Last weekend, with a centenary Remembrance Sunday coming up, I went to an exhibition of World War I memorabilia in a local village. It is interesting to me how it is this war more than World War II that still haunts my generation, just as it haunted my parents’ generation, yet it is easy to see why, reading those stoically cheerful yet yearning letters, preserved by careful hands for a century now, and seeing the photographs of all the keen-eyed young men, smart in their uniforms, who wrote them and never came back to their upland villages among the trees. I am indebted to the poet Sean Haldane for drawing my attention to this piece by Eleanor Marian Dundas Allen (1892-1953), written in 1917, a few days after hearing that her fiancé, Arthur Tylston Greg, had been killed in an air battle over France.
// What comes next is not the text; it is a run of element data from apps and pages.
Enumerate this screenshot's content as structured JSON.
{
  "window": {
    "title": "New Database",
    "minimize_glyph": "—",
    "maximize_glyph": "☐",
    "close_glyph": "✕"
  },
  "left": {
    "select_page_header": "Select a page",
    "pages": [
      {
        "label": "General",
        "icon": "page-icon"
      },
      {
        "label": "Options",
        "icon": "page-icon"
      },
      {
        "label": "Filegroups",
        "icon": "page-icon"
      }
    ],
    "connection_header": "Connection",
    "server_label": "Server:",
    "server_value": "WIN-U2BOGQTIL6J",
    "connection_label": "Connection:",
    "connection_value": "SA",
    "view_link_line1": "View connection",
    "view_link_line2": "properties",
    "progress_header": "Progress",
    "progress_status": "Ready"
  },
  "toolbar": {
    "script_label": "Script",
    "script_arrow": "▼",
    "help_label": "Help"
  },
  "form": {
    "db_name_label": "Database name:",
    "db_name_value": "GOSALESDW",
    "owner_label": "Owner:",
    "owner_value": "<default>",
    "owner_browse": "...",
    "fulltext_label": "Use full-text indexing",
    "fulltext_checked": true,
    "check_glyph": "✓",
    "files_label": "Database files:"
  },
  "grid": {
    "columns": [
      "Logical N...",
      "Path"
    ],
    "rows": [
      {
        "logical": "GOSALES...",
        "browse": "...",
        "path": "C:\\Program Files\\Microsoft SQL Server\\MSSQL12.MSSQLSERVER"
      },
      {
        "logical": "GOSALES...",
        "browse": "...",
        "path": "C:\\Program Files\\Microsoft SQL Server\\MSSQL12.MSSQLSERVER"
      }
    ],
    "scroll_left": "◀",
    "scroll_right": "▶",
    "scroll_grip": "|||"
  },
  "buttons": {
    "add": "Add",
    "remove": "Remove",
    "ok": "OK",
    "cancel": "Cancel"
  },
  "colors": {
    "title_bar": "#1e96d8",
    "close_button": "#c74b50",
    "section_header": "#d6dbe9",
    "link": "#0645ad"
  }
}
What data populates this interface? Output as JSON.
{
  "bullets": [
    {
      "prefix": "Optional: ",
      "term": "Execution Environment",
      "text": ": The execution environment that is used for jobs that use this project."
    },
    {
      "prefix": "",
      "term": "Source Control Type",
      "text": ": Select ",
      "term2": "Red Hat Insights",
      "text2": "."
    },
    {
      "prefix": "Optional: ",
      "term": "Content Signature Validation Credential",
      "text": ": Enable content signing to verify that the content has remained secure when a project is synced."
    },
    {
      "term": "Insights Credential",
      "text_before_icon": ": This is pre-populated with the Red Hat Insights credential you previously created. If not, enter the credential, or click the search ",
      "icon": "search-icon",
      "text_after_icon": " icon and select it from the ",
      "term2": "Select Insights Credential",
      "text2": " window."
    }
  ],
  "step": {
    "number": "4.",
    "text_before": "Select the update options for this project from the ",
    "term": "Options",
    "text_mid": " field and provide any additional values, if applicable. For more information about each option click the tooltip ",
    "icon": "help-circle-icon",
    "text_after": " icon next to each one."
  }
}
He was 22 years old.
The Wind on the Downs
I like to think of you as brown and tall,
As strong and living as you used to be,
In khaki tunic, Sam Brown belt and all,
And standing there and laughing down at me.
Because they tell me, dear, that you are dead,
Because I can no longer see your face,
You have not died, it is not true, instead
You seek adventure in some other place.
That you are round about me, I believe;
I hear you laughing as you used to do,
Yet loving all the things I think of you;
And knowing you are happy, should I grieve?
You follow and are watchful where I go;
How should you leave me, having loved me so?
We walked along the tow-path, you and I,
Beside the sluggish-moving, still canal;
It seemed impossible that you should die;
I think of you the same and always shall.
We thought of many things and spoke of few,
And life lay all uncertainly before,
And now I walk alone and think of you,
And wonder what new kingdoms you explore.
Over the railway line, across the grass,
While up above the golden wings are spread,
Flying, ever flying overhead,
Here still I see your khaki figure pass,
And when I leave the meadow, almost wait
That you should open first the wooden gate.